## TRY IT
Omit the images. Copy each entry word for word.

+++ RECORDS FOR THE EXERCISE

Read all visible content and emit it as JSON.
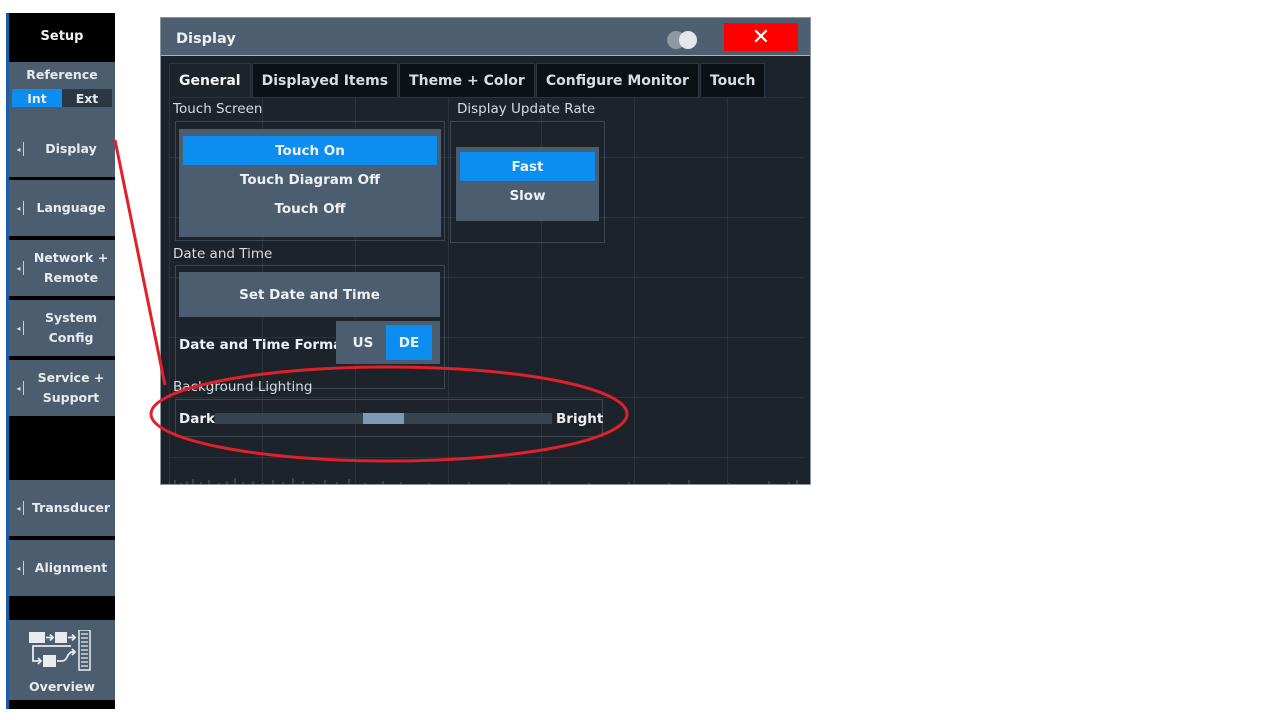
{
  "sidebar": {
    "header": "Setup",
    "reference": {
      "title": "Reference",
      "options": [
        {
          "label": "Int",
          "selected": true
        },
        {
          "label": "Ext",
          "selected": false
        }
      ]
    },
    "items": [
      {
        "label": "Display"
      },
      {
        "label": "Language"
      },
      {
        "label": "Network +\nRemote"
      },
      {
        "label": "System\nConfig"
      },
      {
        "label": "Service +\nSupport"
      },
      {
        "label": "Transducer"
      },
      {
        "label": "Alignment"
      }
    ],
    "overview": {
      "label": "Overview",
      "icon": "signal-flow-icon"
    }
  },
  "dialog": {
    "title": "Display",
    "theme_toggle_icon": "theme-toggle-icon",
    "close_icon": "✕",
    "tabs": [
      {
        "label": "General",
        "active": true
      },
      {
        "label": "Displayed Items",
        "active": false
      },
      {
        "label": "Theme + Color",
        "active": false
      },
      {
        "label": "Configure Monitor",
        "active": false
      },
      {
        "label": "Touch",
        "active": false
      }
    ],
    "touch_screen": {
      "label": "Touch Screen",
      "options": [
        {
          "label": "Touch On",
          "selected": true
        },
        {
          "label": "Touch Diagram Off",
          "selected": false
        },
        {
          "label": "Touch Off",
          "selected": false
        }
      ]
    },
    "update_rate": {
      "label": "Display Update Rate",
      "options": [
        {
          "label": "Fast",
          "selected": true
        },
        {
          "label": "Slow",
          "selected": false
        }
      ]
    },
    "date_time": {
      "label": "Date and Time",
      "set_button": "Set Date and Time",
      "format_label": "Date and Time Format",
      "format_options": [
        {
          "label": "US",
          "selected": false
        },
        {
          "label": "DE",
          "selected": true
        }
      ]
    },
    "background_lighting": {
      "label": "Background Lighting",
      "min_label": "Dark",
      "max_label": "Bright",
      "value_fraction": 0.5
    }
  },
  "colors": {
    "accent": "#0c8ef0",
    "close": "#ff0000",
    "annotation": "#e0202a",
    "panel": "#4b5d6e",
    "background": "#1d232a"
  }
}
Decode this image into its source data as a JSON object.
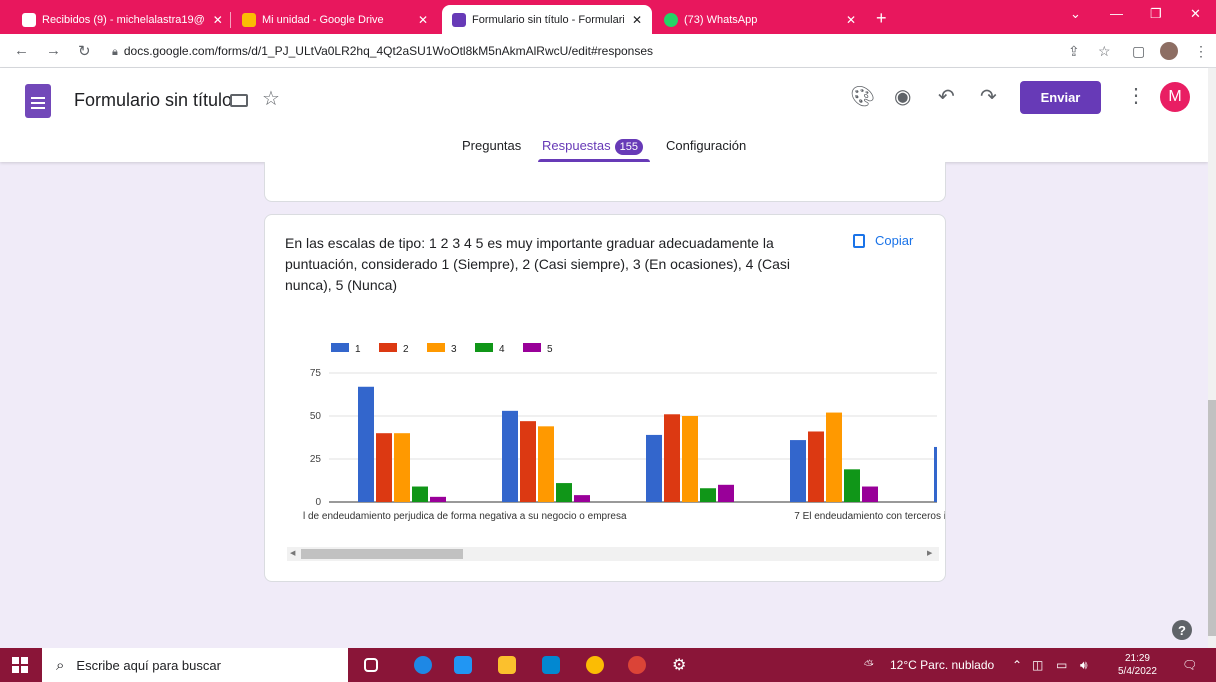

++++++

## EXERCISE OUTPUT
Read all visible content and emit it as JSON.
{
  "sidebar": {
    "header": "Setup",
    "reference": {
      "title": "Reference",
      "options": [
        {
          "label": "Int",
          "selected": true
        },
        {
          "label": "Ext",
          "selected": false
        }
      ]
    },
    "items": [
      {
        "label": "Display"
      },
      {
        "label": "Language"
      },
      {
        "label": "Network +\nRemote"
      },
      {
        "label": "System\nConfig"
      },
      {
        "label": "Service +\nSupport"
      },
      {
        "label": "Transducer"
      },
      {
        "label": "Alignment"
      }
    ],
    "overview": {
      "label": "Overview",
      "icon": "signal-flow-icon"
    }
  },
  "dialog": {
    "title": "Display",
    "theme_toggle_icon": "theme-toggle-icon",
    "close_icon": "✕",
    "tabs": [
      {
        "label": "General",
        "active": true
      },
      {
        "label": "Displayed Items",
        "active": false
      },
      {
        "label": "Theme + Color",
        "active": false
      },
      {
        "label": "Configure Monitor",
        "active": false
      },
      {
        "label": "Touch",
        "active": false
      }
    ],
    "touch_screen": {
      "label": "Touch Screen",
      "options": [
        {
          "label": "Touch On",
          "selected": true
        },
        {
          "label": "Touch Diagram Off",
          "selected": false
        },
        {
          "label": "Touch Off",
          "selected": false
        }
      ]
    },
    "update_rate": {
      "label": "Display Update Rate",
      "options": [
        {
          "label": "Fast",
          "selected": true
        },
        {
          "label": "Slow",
          "selected": false
        }
      ]
    },
    "date_time": {
      "label": "Date and Time",
      "set_button": "Set Date and Time",
      "format_label": "Date and Time Format",
      "format_options": [
        {
          "label": "US",
          "selected": false
        },
        {
          "label": "DE",
          "selected": true
        }
      ]
    },
    "background_lighting": {
      "label": "Background Lighting",
      "min_label": "Dark",
      "max_label": "Bright",
      "value_fraction": 0.5
    }
  },
  "colors": {
    "accent": "#0c8ef0",
    "close": "#ff0000",
    "annotation": "#e0202a",
    "panel": "#4b5d6e",
    "background": "#1d232a"
  }
}
Decode this image into its source data as a JSON object.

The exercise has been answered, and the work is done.